GREEN BAY, Wis. -- When Ha Ha Clinton-Dix showed up for the start of the offseason program on April 17, there was no indication that his attendance -- voluntary as it is -- would be incomplete.
As such, it came as something of a surprise when the offseason program turned to Phase 3 and Clinton-Dix was nowhere to be found. The first day of public and media access last month brought no questions about it. In the two days of open practices that followed in the ensuing weeks, more questions -- but few answers -- have emerged.
Finally on Monday, the start of the final week of OTAs, Packers coach Mike McCarthy offered this when asked about Clinton-Dix's absence:
"There's really no need to get into attendance," McCarthy said. "We're having a really good offseason. Ha Ha, just like a number of veterans, when we start the offseason program, we go through everybody's individual schedule. Things do come up, so he's had a personal situation that he's attended to, so I have no concerns."
Text messages to Clinton-Dix and messages left for his agent, Pat Dye Jr., have not been returned.

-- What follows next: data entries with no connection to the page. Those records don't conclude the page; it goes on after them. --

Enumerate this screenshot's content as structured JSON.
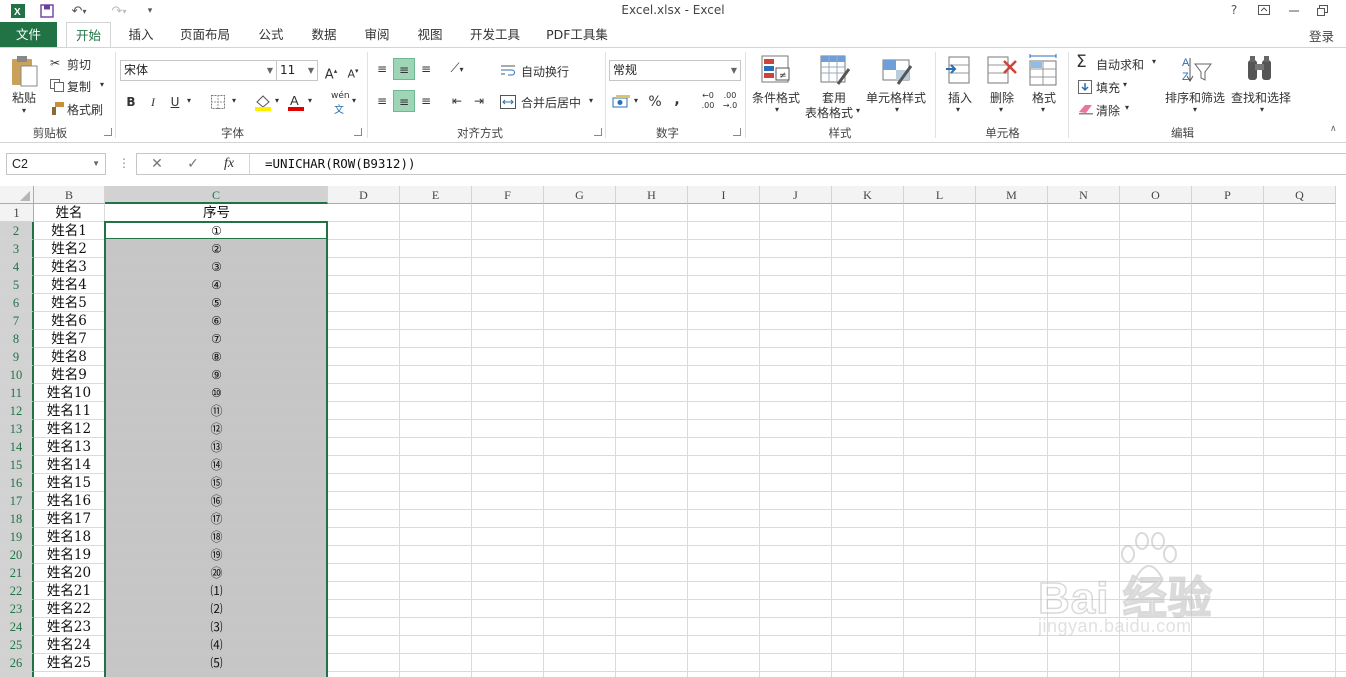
{
  "window": {
    "title": "Excel.xlsx - Excel",
    "help": "?",
    "login": "登录"
  },
  "tabs": [
    "文件",
    "开始",
    "插入",
    "页面布局",
    "公式",
    "数据",
    "审阅",
    "视图",
    "开发工具",
    "PDF工具集"
  ],
  "ribbon": {
    "clipboard": {
      "paste": "粘贴",
      "cut": "剪切",
      "copy": "复制",
      "format_painter": "格式刷",
      "label": "剪贴板"
    },
    "font": {
      "name": "宋体",
      "size": "11",
      "grow": "A",
      "shrink": "A",
      "bold": "B",
      "italic": "I",
      "underline": "U",
      "phonetic": "wén",
      "label": "字体"
    },
    "align": {
      "wrap": "自动换行",
      "merge": "合并后居中",
      "label": "对齐方式"
    },
    "number": {
      "format": "常规",
      "percent": "%",
      "comma": ",",
      "label": "数字"
    },
    "styles": {
      "conditional": "条件格式",
      "table_line1": "套用",
      "table_line2": "表格格式",
      "cell_styles": "单元格样式",
      "label": "样式"
    },
    "cells": {
      "insert": "插入",
      "delete": "删除",
      "format": "格式",
      "label": "单元格"
    },
    "editing": {
      "autosum": "自动求和",
      "fill": "填充",
      "clear": "清除",
      "sort": "排序和筛选",
      "find": "查找和选择",
      "label": "编辑"
    }
  },
  "formula_bar": {
    "name_box": "C2",
    "cancel": "✕",
    "enter": "✓",
    "fx": "fx",
    "formula": "=UNICHAR(ROW(B9312))"
  },
  "columns": [
    "B",
    "C",
    "D",
    "E",
    "F",
    "G",
    "H",
    "I",
    "J",
    "K",
    "L",
    "M",
    "N",
    "O",
    "P",
    "Q"
  ],
  "selected_column": "C",
  "header_row": {
    "row": "1",
    "b": "姓名",
    "c": "序号"
  },
  "rows": [
    {
      "row": "2",
      "b": "姓名1",
      "c": "①"
    },
    {
      "row": "3",
      "b": "姓名2",
      "c": "②"
    },
    {
      "row": "4",
      "b": "姓名3",
      "c": "③"
    },
    {
      "row": "5",
      "b": "姓名4",
      "c": "④"
    },
    {
      "row": "6",
      "b": "姓名5",
      "c": "⑤"
    },
    {
      "row": "7",
      "b": "姓名6",
      "c": "⑥"
    },
    {
      "row": "8",
      "b": "姓名7",
      "c": "⑦"
    },
    {
      "row": "9",
      "b": "姓名8",
      "c": "⑧"
    },
    {
      "row": "10",
      "b": "姓名9",
      "c": "⑨"
    },
    {
      "row": "11",
      "b": "姓名10",
      "c": "⑩"
    },
    {
      "row": "12",
      "b": "姓名11",
      "c": "⑪"
    },
    {
      "row": "13",
      "b": "姓名12",
      "c": "⑫"
    },
    {
      "row": "14",
      "b": "姓名13",
      "c": "⑬"
    },
    {
      "row": "15",
      "b": "姓名14",
      "c": "⑭"
    },
    {
      "row": "16",
      "b": "姓名15",
      "c": "⑮"
    },
    {
      "row": "17",
      "b": "姓名16",
      "c": "⑯"
    },
    {
      "row": "18",
      "b": "姓名17",
      "c": "⑰"
    },
    {
      "row": "19",
      "b": "姓名18",
      "c": "⑱"
    },
    {
      "row": "20",
      "b": "姓名19",
      "c": "⑲"
    },
    {
      "row": "21",
      "b": "姓名20",
      "c": "⑳"
    },
    {
      "row": "22",
      "b": "姓名21",
      "c": "⑴"
    },
    {
      "row": "23",
      "b": "姓名22",
      "c": "⑵"
    },
    {
      "row": "24",
      "b": "姓名23",
      "c": "⑶"
    },
    {
      "row": "25",
      "b": "姓名24",
      "c": "⑷"
    },
    {
      "row": "26",
      "b": "姓名25",
      "c": "⑸"
    }
  ],
  "watermark": {
    "brand": "Bai 经验",
    "url": "jingyan.baidu.com"
  },
  "colors": {
    "accent": "#217346",
    "selection_fill": "#c6c6c6",
    "font_color": "#e00000",
    "highlight": "#ffee00"
  }
}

Next week could be telling as it relates to Clinton-Dix's attendance. That's when the Packers hold their only mandatory event of the offseason: the three-day minicamp that runs June 12-14. Even if McCarthy excuses some veterans, as he has in recent years, Clinton-Dix almost certainly won't meet the requirements. In the past, McCarthy has let players with five years of NFL experience skip the camp. Clinton-Dix has four.
The former first-round pick is signed through the end of this season and would play this year under the fifth-year option on his rookie deal, at a salary of $5.957 million.
Still, Clinton-Dix's absence could be, at least in part, contract-driven. He switched agents, moving to Dye, within the past year, presumably to help with a new deal once his rookie contract runs out. He no doubt would like a contract extension commensurate with those of the top safeties in the league. The sum of his rookie contract, including the option year, puts him 32nd among safeties in average salary per year, according to ESPN Stats & Information. Eric Berry of the Chiefs is the NFL's highest-paid safety, at $13 million per season. Clinton-Dix is not among the players who have workout bonuses in their contracts, so he isn't losing any money.
"I'm excited about the scheme and things that are going on inside of that [play]book," Clinton-Dix said in April "It's all smiles from me. I'm excited about it. I'm excited to work. I'm excited to be here."
Clinton-Dix's 2017 performance did not come close to the production he had in 2016, when he made his first Pro Bowl. But there were so many issues across the defense -- all of which led to Dom Capers' firing after nine seasons -- that Clinton-Dix said he spent more time trying to prevent big plays than he did trying to make them.
"Last year, we had to do what was best for the team," Clinton-Dix said in April. "I wasn't involved in a lot, but like I said, last year was last year. I didn't meet the standards I set for myself personally. If you ask a guy from a different team, three picks and 80 tackles with not being involved in the scheme, I think they would think they had a great year. But with a guy like me with the high expectations I set for myself, I expect more, and I expect more from myself this year. I have to work on a lot of things to get better at, and I'm excited about it."
One current Packers player who has been in contact with Clinton-Dix expressed no concerns about his teammate's absence. The teammate told ESPN that Clinton-Dix has been working on football and has been in regular contact with the team even though he hasn't been at OTAs.
When asked if he is concerned about Clinton-Dix's absence, defensive passing-game coordinator Joe Whitt said: "Not at all. It's voluntary. So the guys that are here are the guys that we're worried about."